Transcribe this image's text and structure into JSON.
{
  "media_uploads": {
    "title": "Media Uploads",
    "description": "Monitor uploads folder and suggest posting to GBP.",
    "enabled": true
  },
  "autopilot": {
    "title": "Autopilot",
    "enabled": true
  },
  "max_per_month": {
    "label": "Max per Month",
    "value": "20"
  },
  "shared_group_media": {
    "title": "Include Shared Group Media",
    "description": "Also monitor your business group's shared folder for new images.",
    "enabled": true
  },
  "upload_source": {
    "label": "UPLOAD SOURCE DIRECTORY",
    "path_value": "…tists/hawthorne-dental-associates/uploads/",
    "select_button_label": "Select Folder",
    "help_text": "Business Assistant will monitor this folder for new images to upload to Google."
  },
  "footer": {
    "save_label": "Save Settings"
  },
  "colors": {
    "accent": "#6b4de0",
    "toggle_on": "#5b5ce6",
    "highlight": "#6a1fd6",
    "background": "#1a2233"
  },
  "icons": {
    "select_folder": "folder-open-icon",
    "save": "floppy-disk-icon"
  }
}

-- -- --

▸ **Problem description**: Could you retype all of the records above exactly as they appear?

▸ **Result below**:
Transcribe this image's text and structure into JSON.
{
  "media_uploads": {
    "title": "Media Uploads",
    "description": "Monitor uploads folder and suggest posting to GBP.",
    "enabled": true
  },
  "autopilot": {
    "title": "Autopilot",
    "enabled": true
  },
  "max_per_month": {
    "label": "Max per Month",
    "value": "20"
  },
  "shared_group_media": {
    "title": "Include Shared Group Media",
    "description": "Also monitor your business group's shared folder for new images.",
    "enabled": true
  },
  "upload_source": {
    "label": "UPLOAD SOURCE DIRECTORY",
    "path_value": "…tists/hawthorne-dental-associates/uploads/",
    "select_button_label": "Select Folder",
    "help_text": "Business Assistant will monitor this folder for new images to upload to Google."
  },
  "footer": {
    "save_label": "Save Settings"
  },
  "colors": {
    "accent": "#6b4de0",
    "toggle_on": "#5b5ce6",
    "highlight": "#6a1fd6",
    "background": "#1a2233"
  },
  "icons": {
    "select_folder": "folder-open-icon",
    "save": "floppy-disk-icon"
  }
}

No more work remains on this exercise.